To remove the foul language is to gut the lyrics. Obscene ranting, misery, angst and a will to die are all common themes. Lead screamer Corey Taylor envisions the suffering of his enemies (“Spit It Out,” “Surfacing,” “Sic”), takes someone captive (“Prosthetics”) and claims, “Every reason is a right to hate . . . Only one of us walks away” (“Only One”). Taylor’s despondency and anger turn inward on “Tattered & Torn” as he considers “opening [his] wrists.” “Eyeless” poses the disturbing question, “How many times have you wanted to kill everything and everyone/Say you’ll do it but never will?” (Pray some disenfranchised fan doesn’t take that as a dare.) A tortured soul finds no solace on the frantic “Me Inside.” With gruesome imagery, “Scissors” implies that Taylor is giving himself over to the elements, having lost all hope (“Just let the blood run red ‘cause I can’t feel”).
Nine guys. Nine masked, demented guys. The members of Slipknot have developed a cult following even more for their gross-out stage antics than for their hateful lyrics.

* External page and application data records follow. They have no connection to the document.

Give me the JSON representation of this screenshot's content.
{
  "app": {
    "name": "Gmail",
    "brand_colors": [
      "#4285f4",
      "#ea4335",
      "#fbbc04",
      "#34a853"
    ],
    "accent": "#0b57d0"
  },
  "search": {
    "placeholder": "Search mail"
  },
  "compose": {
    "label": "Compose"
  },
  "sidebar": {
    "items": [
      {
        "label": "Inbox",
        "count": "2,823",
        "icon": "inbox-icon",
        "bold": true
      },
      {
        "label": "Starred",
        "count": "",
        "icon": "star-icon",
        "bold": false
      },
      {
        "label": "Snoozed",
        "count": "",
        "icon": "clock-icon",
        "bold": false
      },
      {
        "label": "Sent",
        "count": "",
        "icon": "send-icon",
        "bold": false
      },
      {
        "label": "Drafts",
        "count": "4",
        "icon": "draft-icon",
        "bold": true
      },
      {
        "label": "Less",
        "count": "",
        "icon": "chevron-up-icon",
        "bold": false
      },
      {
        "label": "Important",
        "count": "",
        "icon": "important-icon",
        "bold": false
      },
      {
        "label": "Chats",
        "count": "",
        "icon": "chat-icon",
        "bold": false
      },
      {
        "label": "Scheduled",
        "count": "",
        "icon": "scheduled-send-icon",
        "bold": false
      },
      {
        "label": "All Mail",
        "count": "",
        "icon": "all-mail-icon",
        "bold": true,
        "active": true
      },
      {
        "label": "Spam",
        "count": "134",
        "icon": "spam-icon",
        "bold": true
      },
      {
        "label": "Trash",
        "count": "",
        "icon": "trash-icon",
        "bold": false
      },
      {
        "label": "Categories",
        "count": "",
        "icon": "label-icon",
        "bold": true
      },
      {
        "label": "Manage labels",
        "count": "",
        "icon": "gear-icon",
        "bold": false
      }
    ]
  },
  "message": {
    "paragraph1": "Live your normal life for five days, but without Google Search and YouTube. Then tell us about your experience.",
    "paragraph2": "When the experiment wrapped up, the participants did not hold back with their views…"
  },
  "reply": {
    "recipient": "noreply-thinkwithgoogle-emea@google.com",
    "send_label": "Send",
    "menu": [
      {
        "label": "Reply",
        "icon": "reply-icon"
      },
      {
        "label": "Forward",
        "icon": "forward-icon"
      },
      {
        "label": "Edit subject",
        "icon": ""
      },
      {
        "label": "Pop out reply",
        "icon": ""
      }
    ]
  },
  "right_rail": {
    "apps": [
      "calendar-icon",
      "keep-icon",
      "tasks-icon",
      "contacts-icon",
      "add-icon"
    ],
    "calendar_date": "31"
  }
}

In concert they’ve been known to masturbate, defecate, vomit, urinate on one another and light each other on fire. Sick and twisted. It’s safe to say that young fans of this band have far deeper problems than a simple lack of media discernment.